Consistent with its mechanism of action, Buparlisib decreases the cellular levels of p-Akt in mechanistic models and relevant tumor cell lines, as well as downstream effectors in a concentration-dependent and pathway-specific manner. Tested in a panel of 353 cell lines, Buparlisib exhibited preferential inhibition of tumor cells bearing PIK3CA mutations, in contrast to either KRAS or PTEN mutant models. Buparlisib shows dose-dependent in vivo pharmacodynamic activity as measured by significant inhibition of p-Akt and tumor growth inhibition in mechanistic xenograft models. Buparlisib behaves synergistically when combined with either targeted agents such as MEK or HER2 inhibitors or with cytotoxic agents such as docetaxel or temozolomide.

As found with other PI3K inhibitors, Buparlisib possesses strong antiangiogenic activity. Hence, highly angiogenic tumors could be very sensitive to the compound. Buparlisib could, therefore, be used efficiently as second line treatment upon failure of approved antiangiogenic drugs such as sutent, or sorafenib, in the case of metastatic renal cell carcinoma. Of interest is the fact that Buparlisib possesses excellent brain penetration, hence, there is the possibility to treat advanced nonresectable highly angiogenic GBM, mostly in combination with temozolomide-based therapies [1].

Target modulation and good pharmacokinetic and pharmacodynamic correlation was achieved with Buparlisib in tumor-bearing mice. Significant and dose-dependent antitumor activity was observed at dose levels sufficient to shut down the PI3K pathway, showing the strong relationship between compound concentration, pathway inhibition and efficacy. Suboptimal dose of Buparlisib was enough to strongly enhance the antitumor activity of standard of care (cytotoxic or targeted agents) in various cancer types such as prostate (with Taxotere), HER2-amplified breast cancer, or gastric cancer (with Herceptin/trastuzumab) and GBM (with temozolomide) [1].

Researchers tested the biologic effects of Buparlisib in a set of glioma cell lines. Buparlisib treatment for 72 hours resulted in a dose-dependent growth inhibition and effectively blocked the PI3K/Akt signaling cascade.
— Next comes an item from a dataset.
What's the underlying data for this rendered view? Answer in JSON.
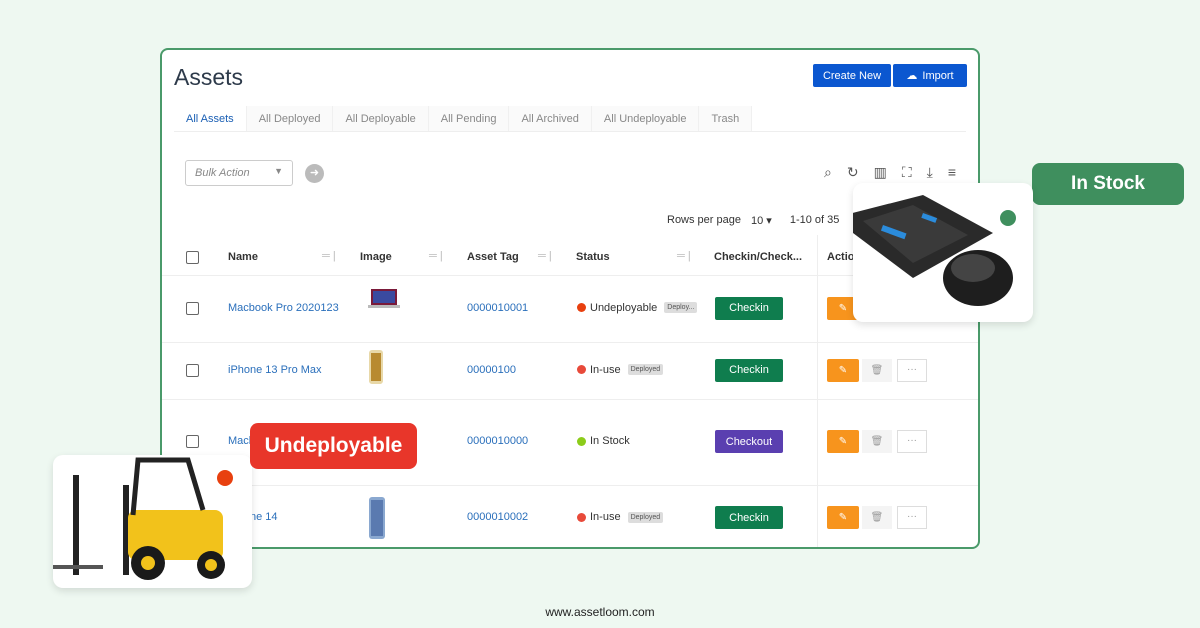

Although they found no obvious relationship between the cell line's sensitivity to Buparlisib and the phosphatase and tensin homolog (PTEN) and epidermal growth factor receptor (EGFR) statuses, reserachers did observe a differential sensitivity pattern with respect to p53 status, with glioma cells containing wild-type p53 more sensitive than cells with mutated or deleted p53. Buparlisib showed differential forms of cell death on the basis of p53 status of the cells with p53 wild-type cells undergoing apoptotic cell death and p53 mutant/deleted cells having a mitotic catastrophe cell death [3].

In a review researchers have reported intense investigation of the potential biomarkers that explain response or resistance to buparlisib and inspire strategies to rationally explore the therapeutic potential of this drug with special emphasis on breast cancer [4].

1. Burger, M. T.; et. al. Identification of NVP-BKM120 as a Potent, Selective, Orally Bioavailable Class I PI3 Kinase Inhibitor for Treating Cancer. ACS Med Chem Lett 2011, 2(10), 774–779.
2. Maira, S. M.; et. al. Identification and characterization of NVP-BKM120, an orally available pan-class I PI3-kinase inhibitor. Mol Cancer Ther 2012, 11(2), 317-328.
3. Koul, D.; et. al. Antitumor activity of NVP-BKM120--a selective pan class I PI3 kinase inhibitor showed differential forms of cell death based on p53 status of glioma cells. Clin Cancer Res 2012, 18(1), 184-195. (Kinase Glo assay data)
4. Geuna, E.; et. al. Buparlisib , an oral pan-PI3K inhibitor for the treatment of breast cancer. Expert Opin Investig Drugs 2015, 24(3), 421-431.